=== Exercise objective ===
Identical copies of all the records below are needed.
····················
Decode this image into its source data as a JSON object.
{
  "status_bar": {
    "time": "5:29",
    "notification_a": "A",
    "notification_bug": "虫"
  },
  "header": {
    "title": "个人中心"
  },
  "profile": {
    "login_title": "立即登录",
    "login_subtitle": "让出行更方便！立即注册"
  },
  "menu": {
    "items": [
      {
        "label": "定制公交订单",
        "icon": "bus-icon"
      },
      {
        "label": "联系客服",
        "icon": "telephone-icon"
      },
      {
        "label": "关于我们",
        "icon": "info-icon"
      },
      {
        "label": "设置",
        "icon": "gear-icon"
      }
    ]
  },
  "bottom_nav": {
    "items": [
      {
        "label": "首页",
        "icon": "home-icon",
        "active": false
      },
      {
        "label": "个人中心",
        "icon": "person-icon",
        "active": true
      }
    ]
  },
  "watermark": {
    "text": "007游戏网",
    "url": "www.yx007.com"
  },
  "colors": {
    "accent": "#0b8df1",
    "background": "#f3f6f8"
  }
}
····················
=== Your response ===
Decode this image into its source data as a JSON object.
{
  "status_bar": {
    "time": "5:29",
    "notification_a": "A",
    "notification_bug": "虫"
  },
  "header": {
    "title": "个人中心"
  },
  "profile": {
    "login_title": "立即登录",
    "login_subtitle": "让出行更方便！立即注册"
  },
  "menu": {
    "items": [
      {
        "label": "定制公交订单",
        "icon": "bus-icon"
      },
      {
        "label": "联系客服",
        "icon": "telephone-icon"
      },
      {
        "label": "关于我们",
        "icon": "info-icon"
      },
      {
        "label": "设置",
        "icon": "gear-icon"
      }
    ]
  },
  "bottom_nav": {
    "items": [
      {
        "label": "首页",
        "icon": "home-icon",
        "active": false
      },
      {
        "label": "个人中心",
        "icon": "person-icon",
        "active": true
      }
    ]
  },
  "watermark": {
    "text": "007游戏网",
    "url": "www.yx007.com"
  },
  "colors": {
    "accent": "#0b8df1",
    "background": "#f3f6f8"
  }
}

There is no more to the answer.